And in this moment, this is the true question that we should all, including us teenagers, be asking ourselves regardless of our political affiliation: is it okay to stay indifferent to this vicious attack?
There is only one answer.
We speak to defend the fundamental ideals that our nation stands upon. Regardless of race, religion, political stance, or background, no student at EHS should accept the degradation of democratic ideals. If we do not condemn such behavior, our silence only enables it. And without holding those responsible accountable for their behavior, we are allowing them to continue their systematic destruction of the democracy we have been gifted.

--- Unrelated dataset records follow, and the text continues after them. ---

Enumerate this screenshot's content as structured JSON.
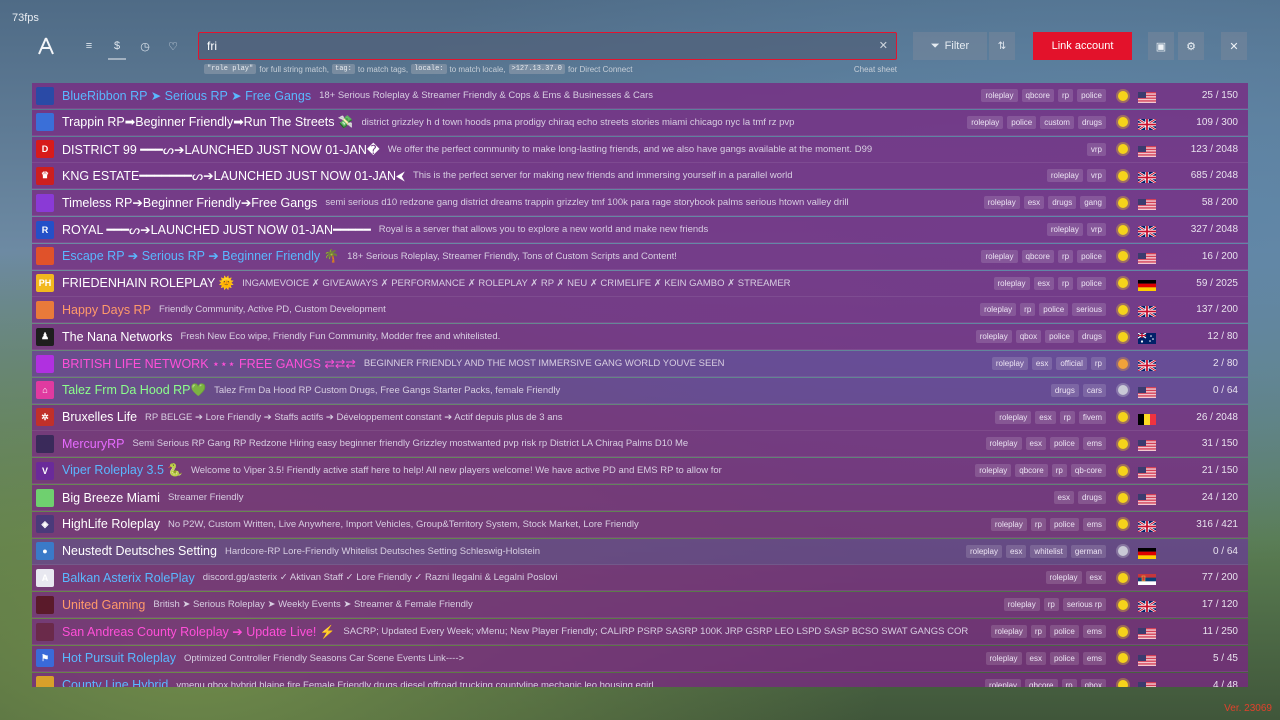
{
  "fps": "73fps",
  "nav": {
    "items": [
      "list-icon",
      "dollar-icon",
      "clock-icon",
      "heart-icon"
    ]
  },
  "search": {
    "value": "fri",
    "placeholder": ""
  },
  "hints": {
    "code1": "\"role play\"",
    "text1": "for full string match,",
    "code2": "tag:",
    "text2": "to match tags,",
    "code3": "locale:",
    "text3": "to match locale,",
    "code4": ">127.13.37.0",
    "text4": "for Direct Connect",
    "cheat": "Cheat sheet"
  },
  "toolbar": {
    "filter_label": "Filter",
    "link_label": "Link account"
  },
  "colors": {
    "accent": "#e3122b",
    "row": "#782882",
    "status_on": "#f5d31b",
    "status_off": "#c9c9d6",
    "status_dot": "#f0a23a"
  },
  "servers": [
    {
      "name": "BlueRibbon RP ➤ Serious RP ➤ Free Gangs",
      "name_color": "#5ab8ff",
      "desc": "18+ Serious Roleplay & Streamer Friendly & Cops & Ems & Businesses & Cars",
      "tags": [
        "roleplay",
        "qbcore",
        "rp",
        "police"
      ],
      "flag": "us",
      "status": "on",
      "players": "25 / 150",
      "icon_bg": "#2a4aa6",
      "icon_text": ""
    },
    {
      "name": "Trappin RP➡Beginner Friendly➡Run The Streets 💸",
      "name_color": "#ffffff",
      "desc": "district grizzley h d town hoods pma prodigy chiraq echo streets stories miami chicago nyc la tmf rz pvp",
      "tags": [
        "roleplay",
        "police",
        "custom",
        "drugs"
      ],
      "flag": "gb",
      "status": "on",
      "players": "109 / 300",
      "icon_bg": "#3a6fd8",
      "icon_text": ""
    },
    {
      "name": "DISTRICT 99 ━━━ᔕ➔LAUNCHED JUST NOW 01-JAN�",
      "name_color": "#ffffff",
      "desc": "We offer the perfect community to make long-lasting friends, and we also have gangs available at the moment. D99",
      "tags": [
        "vrp"
      ],
      "flag": "us",
      "status": "on",
      "players": "123 / 2048",
      "icon_bg": "#d71b1b",
      "icon_text": "D"
    },
    {
      "name": "KNG ESTATE━━━━━━━ᔕ➔LAUNCHED JUST NOW 01-JAN⮜",
      "name_color": "#ffffff",
      "desc": "This is the perfect server for making new friends and immersing yourself in a parallel world",
      "tags": [
        "roleplay",
        "vrp"
      ],
      "flag": "gb",
      "status": "on",
      "players": "685 / 2048",
      "icon_bg": "#cc1f1f",
      "icon_text": "♛"
    },
    {
      "name": "Timeless RP➔Beginner Friendly➔Free Gangs",
      "name_color": "#ffffff",
      "desc": "semi serious d10 redzone gang district dreams trappin grizzley tmf 100k para rage storybook palms serious htown valley drill",
      "tags": [
        "roleplay",
        "esx",
        "drugs",
        "gang"
      ],
      "flag": "us",
      "status": "on",
      "players": "58 / 200",
      "icon_bg": "#8a3ad6",
      "icon_text": ""
    },
    {
      "name": "ROYAL ━━━ᔕ➔LAUNCHED JUST NOW 01-JAN━━━━━",
      "name_color": "#ffffff",
      "desc": "Royal is a server that allows you to explore a new world and make new friends",
      "tags": [
        "roleplay",
        "vrp"
      ],
      "flag": "gb",
      "status": "on",
      "players": "327 / 2048",
      "icon_bg": "#2450c8",
      "icon_text": "R"
    },
    {
      "name": "Escape RP ➔ Serious RP ➔ Beginner Friendly 🌴",
      "name_color": "#5ab8ff",
      "desc": "18+ Serious Roleplay, Streamer Friendly, Tons of Custom Scripts and Content!",
      "tags": [
        "roleplay",
        "qbcore",
        "rp",
        "police"
      ],
      "flag": "us",
      "status": "on",
      "players": "16 / 200",
      "icon_bg": "#e0522a",
      "icon_text": ""
    },
    {
      "name": "FRIEDENHAIN ROLEPLAY 🌞",
      "name_color": "#ffffff",
      "desc": "INGAMEVOICE ✗ GIVEAWAYS ✗ PERFORMANCE ✗ ROLEPLAY ✗ RP ✗ NEU ✗ CRIMELIFE ✗ KEIN GAMBO ✗ STREAMER",
      "tags": [
        "roleplay",
        "esx",
        "rp",
        "police"
      ],
      "flag": "de",
      "status": "on",
      "players": "59 / 2025",
      "icon_bg": "#f2b81e",
      "icon_text": "PH"
    },
    {
      "name": "Happy Days RP",
      "name_color": "#ff9a6a",
      "desc": "Friendly Community, Active PD, Custom Development",
      "tags": [
        "roleplay",
        "rp",
        "police",
        "serious"
      ],
      "flag": "gb",
      "status": "on",
      "players": "137 / 200",
      "icon_bg": "#e87a3a",
      "icon_text": ""
    },
    {
      "name": "The Nana Networks",
      "name_color": "#ffffff",
      "desc": "Fresh New Eco wipe, Friendly Fun Community, Modder free and whitelisted.",
      "tags": [
        "roleplay",
        "qbox",
        "police",
        "drugs"
      ],
      "flag": "au",
      "status": "on",
      "players": "12 / 80",
      "icon_bg": "#1e1e1e",
      "icon_text": "♟"
    },
    {
      "name": "BRITISH LIFE NETWORK ⋆⋆⋆ FREE GANGS ⇄⇄⇄",
      "name_color": "#ff4fd8",
      "desc": "BEGINNER FRIENDLY AND THE MOST IMMERSIVE GANG WORLD YOUVE SEEN",
      "tags": [
        "roleplay",
        "esx",
        "official",
        "rp"
      ],
      "flag": "gb",
      "status": "dot",
      "players": "2 / 80",
      "icon_bg": "#b030e0",
      "icon_text": ""
    },
    {
      "name": "Talez Frm Da Hood RP💚",
      "name_color": "#8cff8c",
      "desc": "Talez Frm Da Hood RP Custom Drugs, Free Gangs Starter Packs, female Friendly",
      "tags": [
        "drugs",
        "cars"
      ],
      "flag": "us",
      "status": "off",
      "players": "0 / 64",
      "icon_bg": "#e03aa0",
      "icon_text": "⌂"
    },
    {
      "name": "Bruxelles Life",
      "name_color": "#ffffff",
      "desc": "RP BELGE ➔ Lore Friendly ➔ Staffs actifs ➔ Développement constant ➔ Actif depuis plus de 3 ans",
      "tags": [
        "roleplay",
        "esx",
        "rp",
        "fivem"
      ],
      "flag": "be",
      "status": "on",
      "players": "26 / 2048",
      "icon_bg": "#c0302a",
      "icon_text": "✲"
    },
    {
      "name": "MercuryRP",
      "name_color": "#e66bff",
      "desc": "Semi Serious RP Gang RP Redzone Hiring easy beginner friendly Grizzley mostwanted pvp risk rp District LA Chiraq Palms D10 Me",
      "tags": [
        "roleplay",
        "esx",
        "police",
        "ems"
      ],
      "flag": "us",
      "status": "on",
      "players": "31 / 150",
      "icon_bg": "#3a2a5a",
      "icon_text": ""
    },
    {
      "name": "Viper Roleplay 3.5 🐍",
      "name_color": "#5ab8ff",
      "desc": "Welcome to Viper 3.5! Friendly active staff here to help! All new players welcome! We have active PD and EMS RP to allow for",
      "tags": [
        "roleplay",
        "qbcore",
        "rp",
        "qb-core"
      ],
      "flag": "us",
      "status": "on",
      "players": "21 / 150",
      "icon_bg": "#6a2a9a",
      "icon_text": "V"
    },
    {
      "name": "Big Breeze Miami",
      "name_color": "#ffffff",
      "desc": "Streamer Friendly",
      "tags": [
        "esx",
        "drugs"
      ],
      "flag": "us",
      "status": "on",
      "players": "24 / 120",
      "icon_bg": "#6fd06f",
      "icon_text": ""
    },
    {
      "name": "HighLife Roleplay",
      "name_color": "#ffffff",
      "desc": "No P2W, Custom Written, Live Anywhere, Import Vehicles, Group&Territory System, Stock Market, Lore Friendly",
      "tags": [
        "roleplay",
        "rp",
        "police",
        "ems"
      ],
      "flag": "gb",
      "status": "on",
      "players": "316 / 421",
      "icon_bg": "#4a3a7a",
      "icon_text": "◈"
    },
    {
      "name": "Neustedt Deutsches Setting",
      "name_color": "#ffffff",
      "desc": "Hardcore-RP Lore-Friendly Whitelist Deutsches Setting Schleswig-Holstein",
      "tags": [
        "roleplay",
        "esx",
        "whitelist",
        "german"
      ],
      "flag": "de",
      "status": "off",
      "players": "0 / 64",
      "icon_bg": "#3a7ac8",
      "icon_text": "●"
    },
    {
      "name": "Balkan Asterix RolePlay",
      "name_color": "#5ab8ff",
      "desc": "discord.gg/asterix ✓ Aktivan Staff ✓ Lore Friendly ✓ Razni Ilegalni & Legalni Poslovi",
      "tags": [
        "roleplay",
        "esx"
      ],
      "flag": "rs",
      "status": "on",
      "players": "77 / 200",
      "icon_bg": "#e8e8f0",
      "icon_text": "A"
    },
    {
      "name": "United Gaming",
      "name_color": "#ff9a6a",
      "desc": "British ➤ Serious Roleplay ➤ Weekly Events ➤ Streamer & Female Friendly",
      "tags": [
        "roleplay",
        "rp",
        "serious rp"
      ],
      "flag": "gb",
      "status": "on",
      "players": "17 / 120",
      "icon_bg": "#5a1a2a",
      "icon_text": ""
    },
    {
      "name": "San Andreas County Roleplay ➔ Update Live! ⚡",
      "name_color": "#ff4fd8",
      "desc": "SACRP; Updated Every Week; vMenu; New Player Friendly; CALIRP PSRP SASRP 100K JRP GSRP LEO LSPD SASP BCSO SWAT GANGS COR",
      "tags": [
        "roleplay",
        "rp",
        "police",
        "ems"
      ],
      "flag": "us",
      "status": "on",
      "players": "11 / 250",
      "icon_bg": "#6a2a4a",
      "icon_text": ""
    },
    {
      "name": "Hot Pursuit Roleplay",
      "name_color": "#5ab8ff",
      "desc": "Optimized Controller Friendly Seasons Car Scene Events Link---->",
      "tags": [
        "roleplay",
        "esx",
        "police",
        "ems"
      ],
      "flag": "us",
      "status": "on",
      "players": "5 / 45",
      "icon_bg": "#3a6ad8",
      "icon_text": "⚑"
    },
    {
      "name": "County Line Hybrid",
      "name_color": "#5ab8ff",
      "desc": "vmenu qbox hybrid blaine fire Female Friendly drugs diesel offroad trucking countyline mechanic leo housing egirl",
      "tags": [
        "roleplay",
        "qbcore",
        "rp",
        "qbox"
      ],
      "flag": "us",
      "status": "on",
      "players": "4 / 48",
      "icon_bg": "#d8a02a",
      "icon_text": ""
    }
  ],
  "version": "Ver. 23069"
}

The first step in holding our leaders responsible is moving forward with the impeachment trials. Although this President has less than a week left in office, even a week is evidently too long for a President who actively encourages sedition. For this reason, the House has voted to impeach the President, attempting to prevent him from ever holding office again. As a citizen of the United States, he is not above any of us; he is a civil servant. He must answer for the crimes he committed. As we learn more about this insurrection, we realize that this attack wasn’t a spontaneous protest-turned-riot. This was a premeditated and organized attack against the United States government, where people across the nation betrayed the ideals of our republic. Indeed for the sake of our democracy, him, his enablers, and these rioters must be brought to justice — they must face the consequences of their actions.
As the American youth, we must decide whether we are willing to set aside the time and energy in our busy lives to acknowledge this atrocity, whether we are willing to shed the chains of partisanship and recognize the assault on our democracy for what it is, whether we are willing to take that scary first step to the podium and admit that our country is failing us. Although most of us don’t have a vote now, we are capable of raising our voices and condemning this assault upon our democracy.
Instead of swiping through all of the posts about current events on your peers’ Instagram stories, take a second to click on them and read about the events happening around you. Take a moment to educate yourself and speak, to ask questions and research. Even if it’s as simple as having a hard conversation with relatives, we must do our part to maintain our democracy.
Ultimately, the duty falls upon us, each and every one of us Eagles, to make our choice, speak out, and protect our nation.
E pluribus unum.